[Record set]
┌────────
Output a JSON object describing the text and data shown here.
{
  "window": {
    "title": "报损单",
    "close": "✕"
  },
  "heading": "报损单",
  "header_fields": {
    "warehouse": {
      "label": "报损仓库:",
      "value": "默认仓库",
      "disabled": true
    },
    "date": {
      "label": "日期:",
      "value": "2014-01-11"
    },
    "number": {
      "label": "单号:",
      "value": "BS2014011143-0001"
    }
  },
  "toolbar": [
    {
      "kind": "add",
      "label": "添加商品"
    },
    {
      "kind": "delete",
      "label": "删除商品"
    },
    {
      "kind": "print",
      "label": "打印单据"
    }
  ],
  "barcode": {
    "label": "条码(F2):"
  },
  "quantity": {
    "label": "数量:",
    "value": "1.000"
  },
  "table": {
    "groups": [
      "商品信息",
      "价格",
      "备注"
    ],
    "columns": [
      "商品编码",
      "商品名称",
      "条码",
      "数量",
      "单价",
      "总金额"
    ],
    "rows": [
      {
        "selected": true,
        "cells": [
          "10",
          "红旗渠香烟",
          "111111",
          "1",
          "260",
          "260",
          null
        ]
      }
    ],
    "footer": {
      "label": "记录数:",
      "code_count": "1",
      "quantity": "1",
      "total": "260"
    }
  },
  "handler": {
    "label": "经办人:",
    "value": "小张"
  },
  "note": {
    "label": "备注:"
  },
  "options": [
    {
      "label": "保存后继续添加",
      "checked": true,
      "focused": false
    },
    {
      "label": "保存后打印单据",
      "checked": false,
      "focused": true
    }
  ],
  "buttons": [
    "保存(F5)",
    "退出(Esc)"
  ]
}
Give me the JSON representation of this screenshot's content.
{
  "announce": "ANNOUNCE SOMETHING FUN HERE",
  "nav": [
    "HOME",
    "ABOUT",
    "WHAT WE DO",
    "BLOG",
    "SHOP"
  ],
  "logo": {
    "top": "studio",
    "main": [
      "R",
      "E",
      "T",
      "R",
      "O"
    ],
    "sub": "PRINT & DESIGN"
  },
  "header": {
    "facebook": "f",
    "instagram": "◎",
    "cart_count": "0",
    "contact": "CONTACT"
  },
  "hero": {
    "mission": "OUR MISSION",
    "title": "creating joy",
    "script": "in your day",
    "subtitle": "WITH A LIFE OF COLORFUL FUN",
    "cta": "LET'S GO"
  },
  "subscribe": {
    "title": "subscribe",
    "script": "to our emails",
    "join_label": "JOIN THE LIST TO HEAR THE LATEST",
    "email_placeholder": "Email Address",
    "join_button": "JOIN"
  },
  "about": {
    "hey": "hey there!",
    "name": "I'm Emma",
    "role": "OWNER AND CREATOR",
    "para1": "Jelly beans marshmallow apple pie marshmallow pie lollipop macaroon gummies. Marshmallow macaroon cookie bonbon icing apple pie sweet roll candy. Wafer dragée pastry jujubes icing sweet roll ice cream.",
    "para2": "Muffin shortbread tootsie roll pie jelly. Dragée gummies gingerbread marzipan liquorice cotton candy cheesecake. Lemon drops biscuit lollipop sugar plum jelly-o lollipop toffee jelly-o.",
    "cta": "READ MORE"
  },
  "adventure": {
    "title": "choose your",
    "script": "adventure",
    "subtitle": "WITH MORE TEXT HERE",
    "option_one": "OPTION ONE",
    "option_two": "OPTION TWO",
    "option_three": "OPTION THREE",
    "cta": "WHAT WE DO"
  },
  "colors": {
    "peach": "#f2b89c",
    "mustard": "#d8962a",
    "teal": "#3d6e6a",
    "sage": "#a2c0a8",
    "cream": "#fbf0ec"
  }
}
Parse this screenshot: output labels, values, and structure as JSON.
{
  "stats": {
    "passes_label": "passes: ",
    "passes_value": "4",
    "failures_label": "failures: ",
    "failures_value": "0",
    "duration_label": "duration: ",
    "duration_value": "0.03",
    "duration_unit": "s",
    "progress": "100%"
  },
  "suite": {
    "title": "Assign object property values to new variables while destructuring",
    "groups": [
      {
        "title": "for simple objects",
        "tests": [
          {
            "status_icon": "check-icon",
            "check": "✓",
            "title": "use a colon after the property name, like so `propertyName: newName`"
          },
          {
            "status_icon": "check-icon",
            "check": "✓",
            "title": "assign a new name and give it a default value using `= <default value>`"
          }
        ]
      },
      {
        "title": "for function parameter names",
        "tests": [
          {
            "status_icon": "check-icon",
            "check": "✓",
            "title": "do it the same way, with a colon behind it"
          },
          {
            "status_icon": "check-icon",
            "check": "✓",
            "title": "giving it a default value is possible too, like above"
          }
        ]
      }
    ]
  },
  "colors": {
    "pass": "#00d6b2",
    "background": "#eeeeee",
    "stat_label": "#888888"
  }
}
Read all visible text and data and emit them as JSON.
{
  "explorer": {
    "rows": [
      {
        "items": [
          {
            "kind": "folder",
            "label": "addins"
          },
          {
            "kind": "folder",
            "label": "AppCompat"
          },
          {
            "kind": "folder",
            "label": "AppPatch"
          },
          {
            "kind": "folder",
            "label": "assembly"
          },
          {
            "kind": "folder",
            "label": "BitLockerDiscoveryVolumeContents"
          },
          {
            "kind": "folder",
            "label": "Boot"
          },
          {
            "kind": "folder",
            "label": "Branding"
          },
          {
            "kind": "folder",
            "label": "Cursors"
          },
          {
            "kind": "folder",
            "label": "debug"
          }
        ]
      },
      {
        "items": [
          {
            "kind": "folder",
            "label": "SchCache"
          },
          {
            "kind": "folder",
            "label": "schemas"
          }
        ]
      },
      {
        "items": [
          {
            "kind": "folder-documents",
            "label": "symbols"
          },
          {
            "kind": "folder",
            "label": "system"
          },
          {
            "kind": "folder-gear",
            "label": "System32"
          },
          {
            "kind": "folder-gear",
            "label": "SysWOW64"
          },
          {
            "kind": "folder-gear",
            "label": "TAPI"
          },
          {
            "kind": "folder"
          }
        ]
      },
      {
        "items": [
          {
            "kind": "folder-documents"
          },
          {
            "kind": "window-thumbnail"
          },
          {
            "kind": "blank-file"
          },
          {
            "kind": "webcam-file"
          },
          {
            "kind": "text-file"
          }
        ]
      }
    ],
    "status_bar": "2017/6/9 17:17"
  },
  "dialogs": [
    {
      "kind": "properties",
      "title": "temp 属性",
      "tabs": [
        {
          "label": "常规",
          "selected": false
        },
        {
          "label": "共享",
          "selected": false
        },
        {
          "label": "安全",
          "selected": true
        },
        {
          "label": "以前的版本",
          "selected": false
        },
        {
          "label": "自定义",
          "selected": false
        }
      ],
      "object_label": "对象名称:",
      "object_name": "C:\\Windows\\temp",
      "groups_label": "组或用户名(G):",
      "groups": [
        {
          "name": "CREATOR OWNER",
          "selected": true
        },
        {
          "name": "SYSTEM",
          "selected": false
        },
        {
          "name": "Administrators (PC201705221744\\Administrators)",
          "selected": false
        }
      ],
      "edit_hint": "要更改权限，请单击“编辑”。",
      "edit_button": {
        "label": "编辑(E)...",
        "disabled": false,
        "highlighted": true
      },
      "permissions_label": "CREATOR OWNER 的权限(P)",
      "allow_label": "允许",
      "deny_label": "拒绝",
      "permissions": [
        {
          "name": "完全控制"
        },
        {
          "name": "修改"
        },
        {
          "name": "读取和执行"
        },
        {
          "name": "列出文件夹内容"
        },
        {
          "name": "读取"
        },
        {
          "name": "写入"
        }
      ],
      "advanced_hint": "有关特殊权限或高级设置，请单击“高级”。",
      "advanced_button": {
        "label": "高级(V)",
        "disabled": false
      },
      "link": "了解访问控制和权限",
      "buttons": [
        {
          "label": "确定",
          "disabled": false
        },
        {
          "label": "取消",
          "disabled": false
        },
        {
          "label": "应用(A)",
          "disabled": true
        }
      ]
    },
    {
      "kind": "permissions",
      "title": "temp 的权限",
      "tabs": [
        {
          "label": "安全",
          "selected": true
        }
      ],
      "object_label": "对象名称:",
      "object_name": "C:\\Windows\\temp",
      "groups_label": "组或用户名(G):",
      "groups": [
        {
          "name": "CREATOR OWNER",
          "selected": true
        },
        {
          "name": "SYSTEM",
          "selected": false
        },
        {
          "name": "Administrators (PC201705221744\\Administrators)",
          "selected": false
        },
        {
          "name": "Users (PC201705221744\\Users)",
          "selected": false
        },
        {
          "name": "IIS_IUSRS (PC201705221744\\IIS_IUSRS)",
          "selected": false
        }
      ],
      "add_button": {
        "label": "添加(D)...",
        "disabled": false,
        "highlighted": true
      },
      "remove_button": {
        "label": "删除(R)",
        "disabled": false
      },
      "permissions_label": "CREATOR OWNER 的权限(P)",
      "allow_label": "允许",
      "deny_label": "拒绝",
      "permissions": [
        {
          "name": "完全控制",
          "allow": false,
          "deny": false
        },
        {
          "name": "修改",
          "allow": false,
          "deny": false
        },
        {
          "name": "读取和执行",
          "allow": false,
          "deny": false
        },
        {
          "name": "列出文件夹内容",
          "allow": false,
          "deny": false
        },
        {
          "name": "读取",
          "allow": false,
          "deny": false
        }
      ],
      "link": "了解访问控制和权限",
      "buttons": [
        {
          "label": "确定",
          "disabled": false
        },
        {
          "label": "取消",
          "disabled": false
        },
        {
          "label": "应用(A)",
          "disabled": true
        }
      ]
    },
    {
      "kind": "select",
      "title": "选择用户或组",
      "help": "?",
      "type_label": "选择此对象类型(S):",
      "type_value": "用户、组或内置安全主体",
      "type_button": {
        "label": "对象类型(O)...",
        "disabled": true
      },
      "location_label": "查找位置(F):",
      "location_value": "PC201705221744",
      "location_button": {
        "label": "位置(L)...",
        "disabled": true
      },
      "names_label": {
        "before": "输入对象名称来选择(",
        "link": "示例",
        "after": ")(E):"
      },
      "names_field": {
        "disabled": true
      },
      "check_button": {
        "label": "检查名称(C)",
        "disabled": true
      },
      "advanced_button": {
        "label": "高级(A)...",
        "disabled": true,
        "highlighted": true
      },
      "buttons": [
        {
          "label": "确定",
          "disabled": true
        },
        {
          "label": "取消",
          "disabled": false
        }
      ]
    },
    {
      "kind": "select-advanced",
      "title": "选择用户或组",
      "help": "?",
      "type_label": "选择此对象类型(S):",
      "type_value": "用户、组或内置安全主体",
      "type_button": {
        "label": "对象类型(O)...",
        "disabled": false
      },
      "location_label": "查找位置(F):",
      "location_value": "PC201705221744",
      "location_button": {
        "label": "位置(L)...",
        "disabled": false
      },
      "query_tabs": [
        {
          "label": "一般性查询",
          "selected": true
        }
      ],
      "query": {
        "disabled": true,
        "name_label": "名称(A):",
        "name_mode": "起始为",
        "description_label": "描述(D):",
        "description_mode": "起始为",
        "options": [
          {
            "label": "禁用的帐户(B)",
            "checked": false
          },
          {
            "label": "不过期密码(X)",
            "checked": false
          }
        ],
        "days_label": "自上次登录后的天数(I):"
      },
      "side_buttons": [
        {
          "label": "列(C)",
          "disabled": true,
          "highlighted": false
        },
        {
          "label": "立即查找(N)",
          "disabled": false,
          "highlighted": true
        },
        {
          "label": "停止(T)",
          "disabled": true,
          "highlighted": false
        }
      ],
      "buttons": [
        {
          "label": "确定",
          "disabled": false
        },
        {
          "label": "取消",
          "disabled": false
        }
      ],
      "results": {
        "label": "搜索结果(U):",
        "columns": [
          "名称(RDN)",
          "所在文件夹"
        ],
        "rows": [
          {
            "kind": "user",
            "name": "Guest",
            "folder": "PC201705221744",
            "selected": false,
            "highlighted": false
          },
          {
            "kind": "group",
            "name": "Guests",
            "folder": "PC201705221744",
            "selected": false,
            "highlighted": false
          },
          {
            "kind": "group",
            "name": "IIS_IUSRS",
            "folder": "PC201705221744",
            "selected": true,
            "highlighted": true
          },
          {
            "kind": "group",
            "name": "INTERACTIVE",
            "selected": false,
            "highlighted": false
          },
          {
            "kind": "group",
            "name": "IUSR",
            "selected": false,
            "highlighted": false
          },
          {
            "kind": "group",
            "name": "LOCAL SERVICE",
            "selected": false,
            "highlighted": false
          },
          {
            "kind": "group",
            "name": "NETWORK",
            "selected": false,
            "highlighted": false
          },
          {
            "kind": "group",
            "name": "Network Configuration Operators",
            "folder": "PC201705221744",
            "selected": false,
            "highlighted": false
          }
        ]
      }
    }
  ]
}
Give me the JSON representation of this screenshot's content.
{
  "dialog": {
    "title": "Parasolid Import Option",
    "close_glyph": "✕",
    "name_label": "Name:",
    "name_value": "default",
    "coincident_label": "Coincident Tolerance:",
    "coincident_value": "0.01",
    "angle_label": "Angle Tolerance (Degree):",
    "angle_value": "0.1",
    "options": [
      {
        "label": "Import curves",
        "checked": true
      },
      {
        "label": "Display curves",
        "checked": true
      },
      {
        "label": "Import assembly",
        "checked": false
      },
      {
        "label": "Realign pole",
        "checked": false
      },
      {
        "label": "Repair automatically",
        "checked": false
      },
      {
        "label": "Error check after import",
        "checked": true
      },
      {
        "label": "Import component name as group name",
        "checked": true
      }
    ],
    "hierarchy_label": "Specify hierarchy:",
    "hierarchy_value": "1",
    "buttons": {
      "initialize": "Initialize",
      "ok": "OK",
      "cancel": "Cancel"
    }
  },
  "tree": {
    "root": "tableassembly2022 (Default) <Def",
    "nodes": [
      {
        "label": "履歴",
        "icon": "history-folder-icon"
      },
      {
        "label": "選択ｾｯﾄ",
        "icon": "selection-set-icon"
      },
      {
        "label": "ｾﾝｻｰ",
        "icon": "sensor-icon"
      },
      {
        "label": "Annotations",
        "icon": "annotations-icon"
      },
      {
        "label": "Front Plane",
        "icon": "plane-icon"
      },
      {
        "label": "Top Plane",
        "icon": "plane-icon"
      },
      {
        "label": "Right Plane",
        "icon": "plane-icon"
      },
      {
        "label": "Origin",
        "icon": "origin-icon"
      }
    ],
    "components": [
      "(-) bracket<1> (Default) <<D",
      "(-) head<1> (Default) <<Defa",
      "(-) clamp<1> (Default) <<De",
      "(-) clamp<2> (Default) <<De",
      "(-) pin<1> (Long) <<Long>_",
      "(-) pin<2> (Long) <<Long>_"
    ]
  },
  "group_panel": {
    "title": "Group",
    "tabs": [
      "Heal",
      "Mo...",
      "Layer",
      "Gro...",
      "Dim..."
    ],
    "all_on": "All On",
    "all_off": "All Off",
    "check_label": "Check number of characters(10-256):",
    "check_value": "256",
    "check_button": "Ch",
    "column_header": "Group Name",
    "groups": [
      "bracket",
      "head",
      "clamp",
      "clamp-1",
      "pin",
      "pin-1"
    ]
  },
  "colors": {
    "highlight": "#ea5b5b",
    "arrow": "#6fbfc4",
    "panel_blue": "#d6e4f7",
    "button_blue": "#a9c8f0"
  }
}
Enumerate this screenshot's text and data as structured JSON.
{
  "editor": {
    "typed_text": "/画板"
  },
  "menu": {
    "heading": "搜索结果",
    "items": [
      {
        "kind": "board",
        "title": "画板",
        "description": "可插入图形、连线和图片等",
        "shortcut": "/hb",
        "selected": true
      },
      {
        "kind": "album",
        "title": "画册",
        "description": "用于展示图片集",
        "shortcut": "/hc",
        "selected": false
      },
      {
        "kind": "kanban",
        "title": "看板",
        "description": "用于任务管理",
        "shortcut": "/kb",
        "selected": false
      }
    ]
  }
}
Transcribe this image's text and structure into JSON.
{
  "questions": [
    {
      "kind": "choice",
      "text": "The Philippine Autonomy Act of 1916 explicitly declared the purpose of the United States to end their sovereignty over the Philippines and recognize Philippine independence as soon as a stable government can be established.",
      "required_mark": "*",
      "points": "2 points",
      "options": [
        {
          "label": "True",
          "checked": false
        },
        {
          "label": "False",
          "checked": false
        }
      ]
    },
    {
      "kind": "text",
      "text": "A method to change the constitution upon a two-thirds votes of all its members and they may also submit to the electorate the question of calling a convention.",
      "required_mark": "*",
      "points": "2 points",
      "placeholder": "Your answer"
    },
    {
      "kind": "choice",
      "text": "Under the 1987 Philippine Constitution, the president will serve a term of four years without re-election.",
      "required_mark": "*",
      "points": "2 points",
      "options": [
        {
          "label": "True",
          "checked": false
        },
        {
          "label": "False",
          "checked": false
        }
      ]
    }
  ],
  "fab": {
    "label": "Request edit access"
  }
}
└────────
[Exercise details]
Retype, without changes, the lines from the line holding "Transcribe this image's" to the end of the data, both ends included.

[Response]
Transcribe this image's text and structure into JSON.
{
  "questions": [
    {
      "kind": "choice",
      "text": "The Philippine Autonomy Act of 1916 explicitly declared the purpose of the United States to end their sovereignty over the Philippines and recognize Philippine independence as soon as a stable government can be established.",
      "required_mark": "*",
      "points": "2 points",
      "options": [
        {
          "label": "True",
          "checked": false
        },
        {
          "label": "False",
          "checked": false
        }
      ]
    },
    {
      "kind": "text",
      "text": "A method to change the constitution upon a two-thirds votes of all its members and they may also submit to the electorate the question of calling a convention.",
      "required_mark": "*",
      "points": "2 points",
      "placeholder": "Your answer"
    },
    {
      "kind": "choice",
      "text": "Under the 1987 Philippine Constitution, the president will serve a term of four years without re-election.",
      "required_mark": "*",
      "points": "2 points",
      "options": [
        {
          "label": "True",
          "checked": false
        },
        {
          "label": "False",
          "checked": false
        }
      ]
    }
  ],
  "fab": {
    "label": "Request edit access"
  }
}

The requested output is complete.